Obama: Stopping Ebola 'Must Be a Priority for the World'
The president, at a U.N. address Thursday, called on all countries to do more to fight the outbreak.
The world must do more to fight the Ebola outbreak in West Africa, President Obama said Thursday at a United Nations meeting on the crisis.
Governments and aid organizations have woken up to the gravity of the situation in recent weeks, and the international response has quickened. But it's not enough, Obama said.
"We are not moving fast enough. We are not doing enough," he said. "Right now everybody has the best of intentions, but we're not putting in the necessary resources. There's still a significant gap between where we are and where we need to be. We know from experience that the response to an outbreak of this magnitude needs to be both fast and sustained—like a marathon, but we have to run it like a sprint. That's only possible if every nation and every organization does its part. And everyone has to do more."

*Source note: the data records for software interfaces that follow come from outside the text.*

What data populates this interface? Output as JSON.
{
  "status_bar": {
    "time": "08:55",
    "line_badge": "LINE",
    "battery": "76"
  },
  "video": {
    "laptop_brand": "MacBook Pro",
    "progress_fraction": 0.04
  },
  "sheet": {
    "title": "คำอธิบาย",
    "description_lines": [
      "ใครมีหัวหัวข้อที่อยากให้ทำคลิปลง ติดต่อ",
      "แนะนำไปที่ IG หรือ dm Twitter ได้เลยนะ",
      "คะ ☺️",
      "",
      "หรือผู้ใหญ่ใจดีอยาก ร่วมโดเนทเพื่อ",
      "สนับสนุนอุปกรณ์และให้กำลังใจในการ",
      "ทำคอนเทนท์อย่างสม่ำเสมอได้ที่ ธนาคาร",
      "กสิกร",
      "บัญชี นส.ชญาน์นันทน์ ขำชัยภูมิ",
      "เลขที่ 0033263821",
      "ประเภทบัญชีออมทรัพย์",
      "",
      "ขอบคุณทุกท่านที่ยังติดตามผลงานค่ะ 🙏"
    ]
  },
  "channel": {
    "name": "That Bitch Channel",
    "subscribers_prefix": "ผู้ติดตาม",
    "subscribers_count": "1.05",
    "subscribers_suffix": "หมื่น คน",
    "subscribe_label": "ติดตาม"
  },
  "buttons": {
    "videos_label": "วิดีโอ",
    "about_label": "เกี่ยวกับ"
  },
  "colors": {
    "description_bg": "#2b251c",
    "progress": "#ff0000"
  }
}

The outbreak has increased exponentially just in the last month, and the predictions keep getting worse. The U.N. Security Council last week declared the Ebola outbreak a threat to international peace and security, unanimously passing a resolution that urges member states to immediately send supplies, medical personnel, and other assistance. The World Health Organization has estimated it will cost $1 billion to get the outbreak under control.

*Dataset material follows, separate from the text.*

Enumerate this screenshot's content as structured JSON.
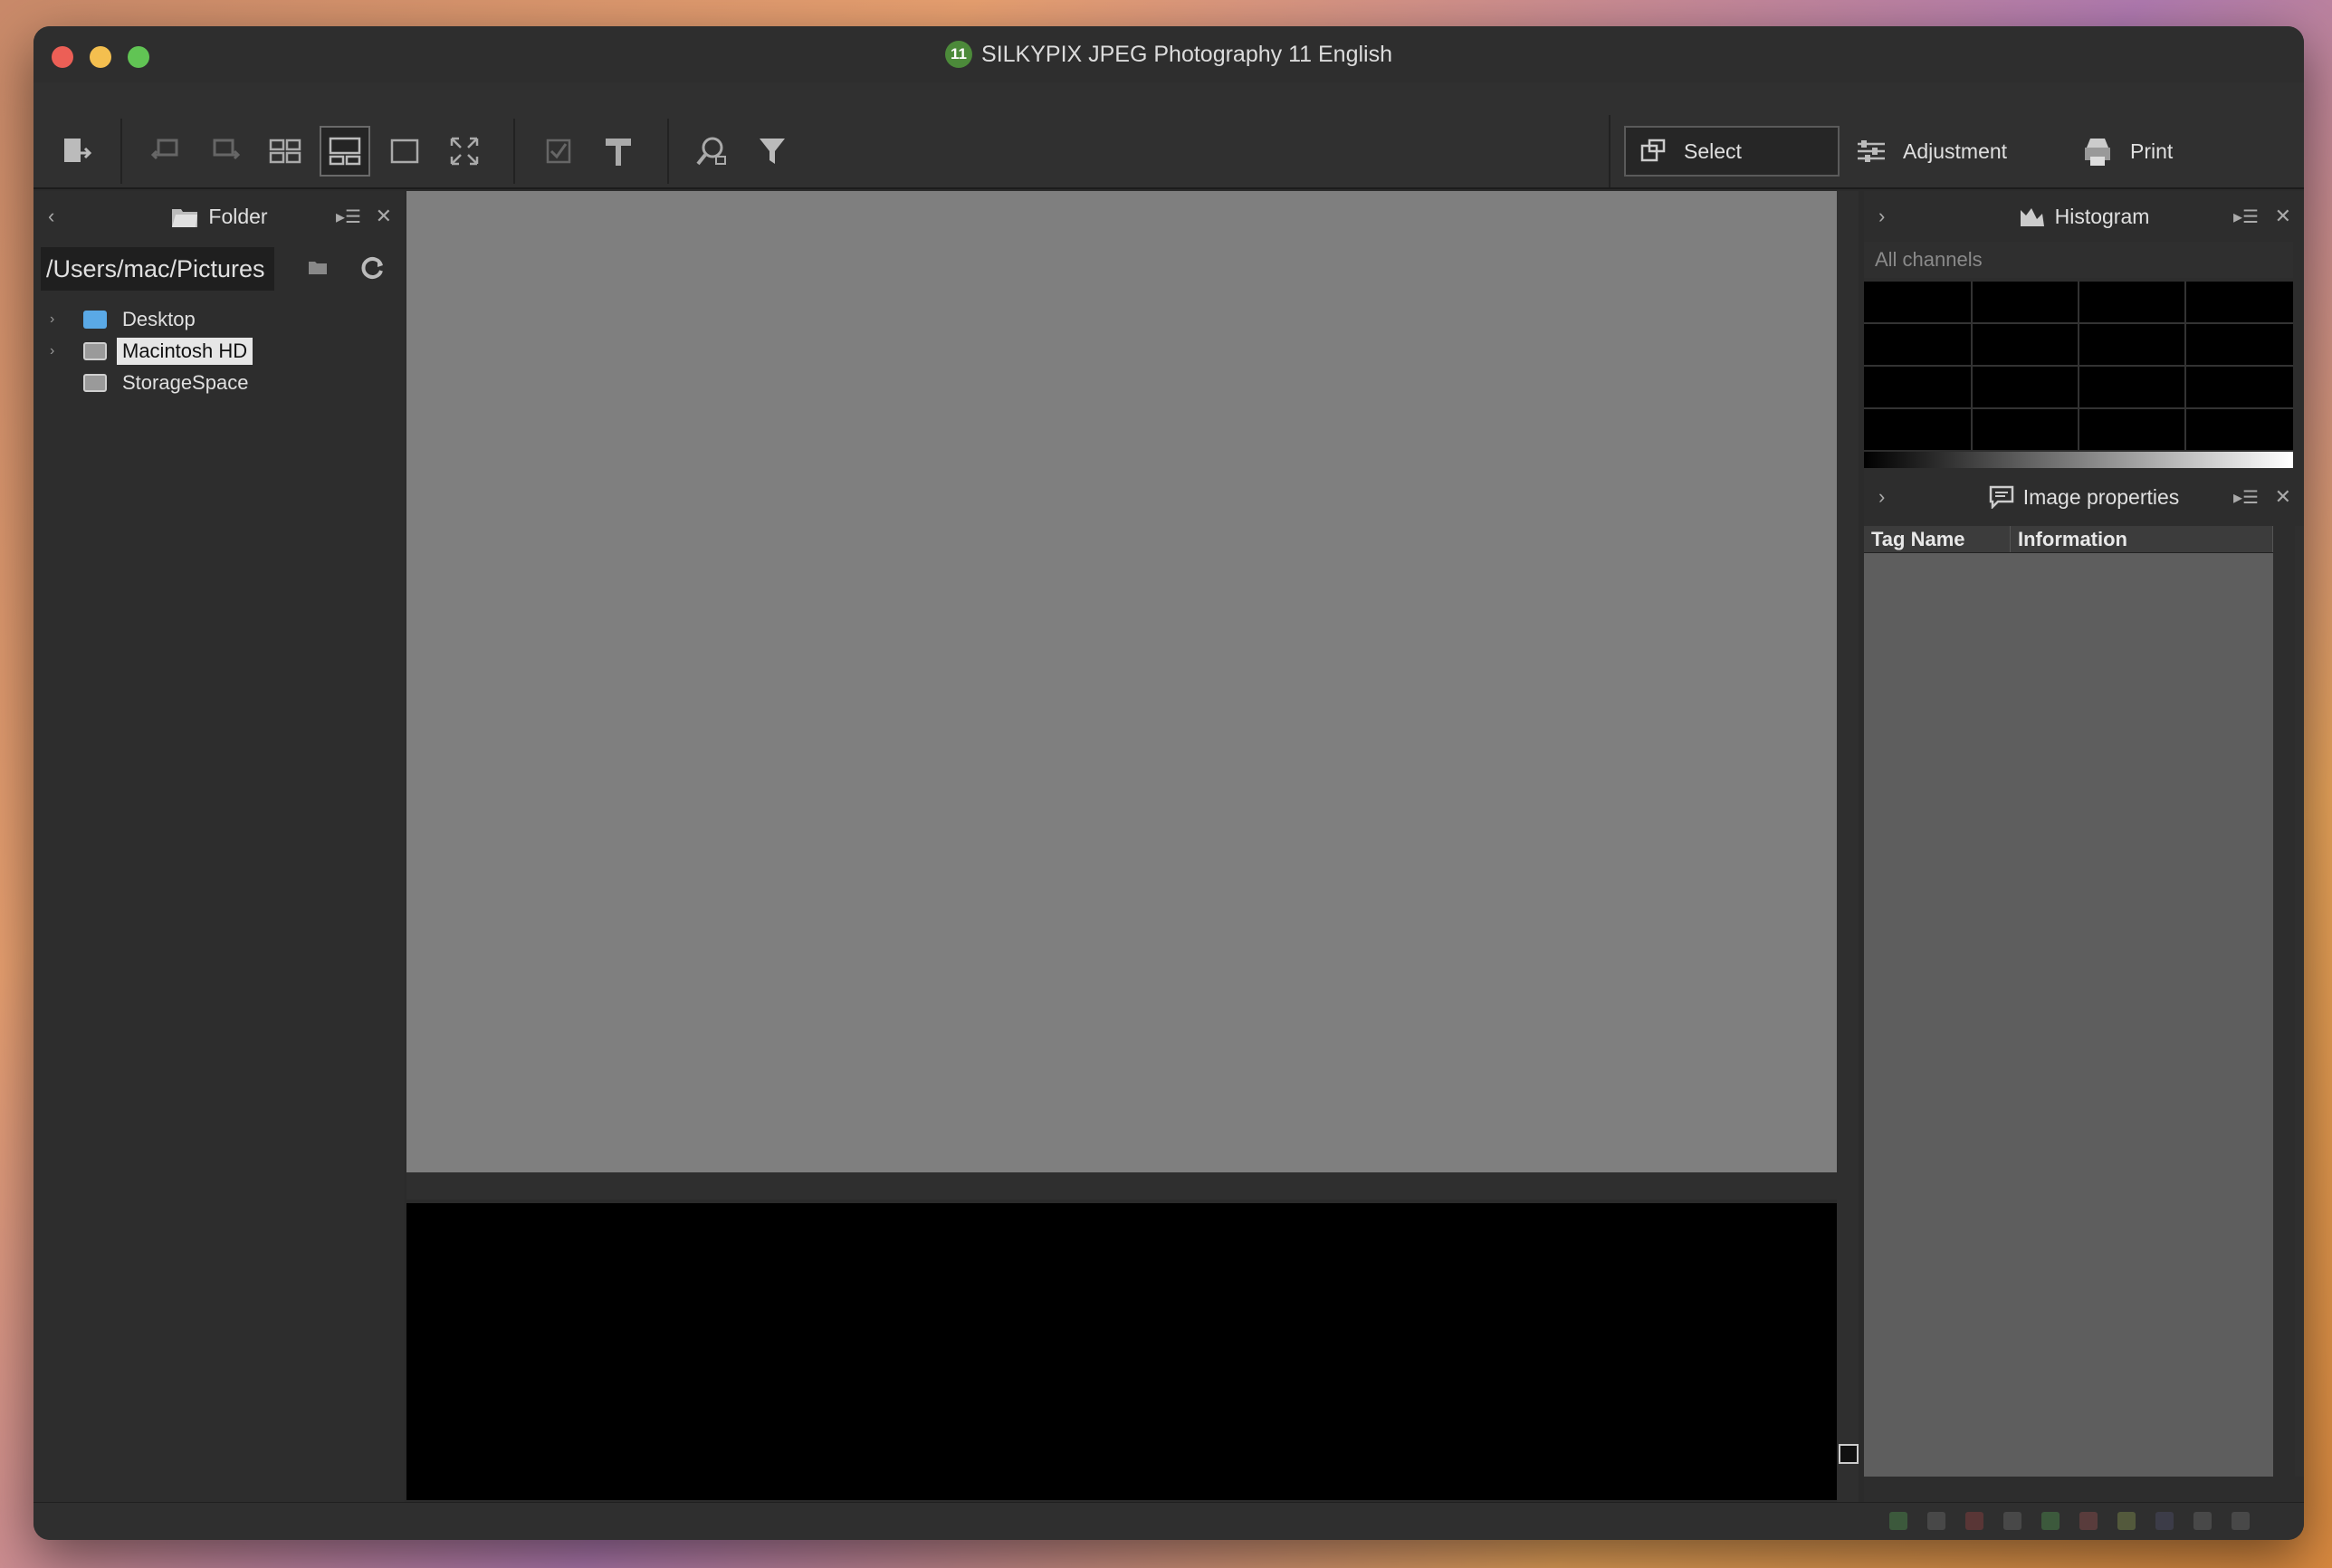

There have been 5,843 reported cases in Liberia, Sierra Leone, and Guinea thus far, including more than 2,800 deaths, according to the latest estimates from the World Health Organization. The actual totals are expected to be several times higher because many patients are remaining home rather than seeking care at already overwhelmed treatment centers.

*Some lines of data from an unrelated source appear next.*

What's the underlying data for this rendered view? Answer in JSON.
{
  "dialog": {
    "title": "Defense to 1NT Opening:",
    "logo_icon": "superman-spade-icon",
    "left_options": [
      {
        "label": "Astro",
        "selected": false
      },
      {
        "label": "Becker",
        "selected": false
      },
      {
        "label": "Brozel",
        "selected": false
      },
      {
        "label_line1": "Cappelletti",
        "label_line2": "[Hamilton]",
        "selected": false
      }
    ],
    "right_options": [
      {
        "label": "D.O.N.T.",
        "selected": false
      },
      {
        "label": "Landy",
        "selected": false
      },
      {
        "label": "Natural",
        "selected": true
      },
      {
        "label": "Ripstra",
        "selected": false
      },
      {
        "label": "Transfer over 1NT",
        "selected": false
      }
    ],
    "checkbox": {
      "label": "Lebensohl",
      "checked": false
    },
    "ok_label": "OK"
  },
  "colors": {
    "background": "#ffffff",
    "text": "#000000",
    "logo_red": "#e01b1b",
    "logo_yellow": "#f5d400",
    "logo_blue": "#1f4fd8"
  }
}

WHO now predicts the number of Ebola cases will triple to more than 20,000 by Nov. 2 if control efforts are not accelerated—a total the U.N. agency previously predicted wouldn't be reached until January. The Centers for Disease Control and Prevention said this week that in a worst-case scenario the total could surpass 1.4 million within four months.
Obama announced a new U.S. response to the outbreak last week, involving a six month investment of $750 million, and the deployment of 3,000 military personnel to help with relief efforts on the ground.
That effort has already begun, he announced Thursday. Obama said the U.S. commander is on the ground in Liberia, and teams are working to set up an air bridge with Senegal, to move supplies and aid workers into the region. Work is also under way to set up a field hospital and a training facility to train health workers from around the world; build new treatment centers across Liberia, Sierra Leone, and Guinea; and distribute hundreds of thousands of information kits and supplies to families.
Obama made clear that addressing the Ebola outbreak is a top priority for the U.S., but other countries, international organizations, foundations, businesses, and citizens must do more, he said, and they need do it fast.
"[The U.S.] can't do this alone," he said. "Do not stand by thinking that somehow because of what we've done, it's somehow taken care of. It's not."
"If this epidemic is not stopped, this disease could cause a humanitarian catastrophe across the region," Obama continued. "In an era when regional crises can quickly become global threats, stopping Ebola is in the interests of the entire world."